Pumpkin riots were once a seasonal occurrence in pre-Industrial Western societies. Nearing the end of the harvest season, pumpkin riots usually followed poor crops when food supplies were low and the family of the late-working farm hands were left with the worst pickings or no winter food supplies at all.
The Symbolic Value of PumpkinsEdit
The Study of Vegetable ViolenceEdit
the revival came as a result of the the riots of 1923
Pumpkin Riots of 1923Edit
Also known as the Sioux Falls Pumpkin Riots of 1923
A four-day outbreak of violence and looting that began in Sioux Falls October 16-19, 1923.
threat of a pumpkin shortage due to inhospitable weather conditions in the Great Plains prairie regions.
plague of grasshoppers two decades prior.
There is dispute over how the unrest began
young boy named Patrick Stanton stole a pumpkin from a vendor at a farmer's market in Falls Park, located just north of downtown alongside the Big Sioux River. Stanton was purportedly bringing home the pumpkin to his sick mother, Martha, who was suffering from tuberculosis. At the sight of the young boy running away with the pumpkins, other residents followed suit, operating under the assumption that the farmer's market was running out of usable gourds, and so absconding with the pumpkins before none were left. Other versions contend the myth of Stanton was invented by citizens after the riots, in an effort to make sense of the events for young children.
The riots spread from Falls Park into the town's warehouse and meatpacking districts, both of which suffered disastrous fire damage as mobs took to the streets in protest. The Morrell meatpacking plant and nearby stockyards were completely destroyed.
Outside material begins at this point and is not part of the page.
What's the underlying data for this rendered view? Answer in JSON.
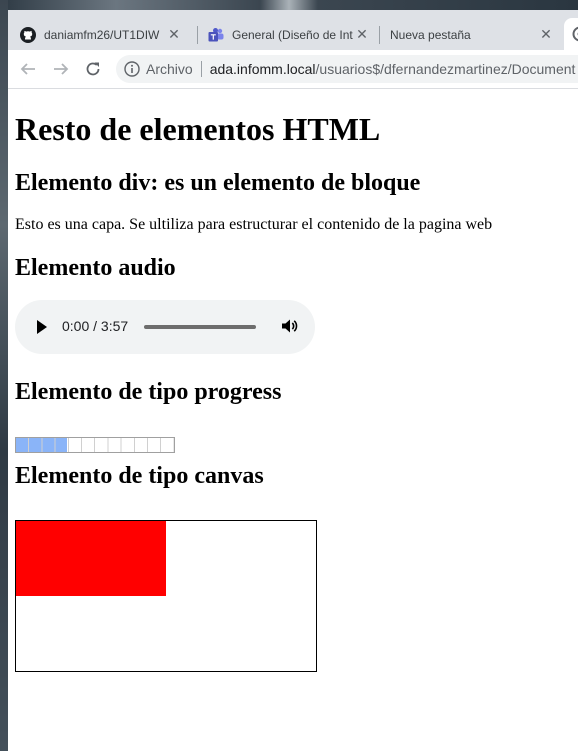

Five people died in the riots, 28 people were reported injured, hundreds were arrested, and countless local businesses were forced to shut down from the looting and irreparable fire damage.
Notable Pumpkin Riots Throughout HistoryEdit
TheTubors Conquest of Gourd, 1066Edit
The Orange Death of 1340Edit
The Parliamentary Gourd Invasion of Tubors, 1650Edit
The New World Gourd Blessings of 1692Edit
The Fall River Gourd Riots of 1892Edit
Los Angeles Black Pumpkins Riots, 1965Edit
Kent State Pumpkin Sit-in, 1970Edit
Los Angeles Pumpkins Riots, 1992Edit
Mitchell Corn Palace Pumpkin Riots, 2007Edit
The Near Pumpkin Riots of Altman, PennsylvaniaEdit
A local woman nearly started a pumpkin riot after she discovered her prized gourd was missing. She ran through the town on a horse naked and carrying a knife. Dismounting, she attached a note to Altman's city hall with a butcher's knife, a la Martin Luther.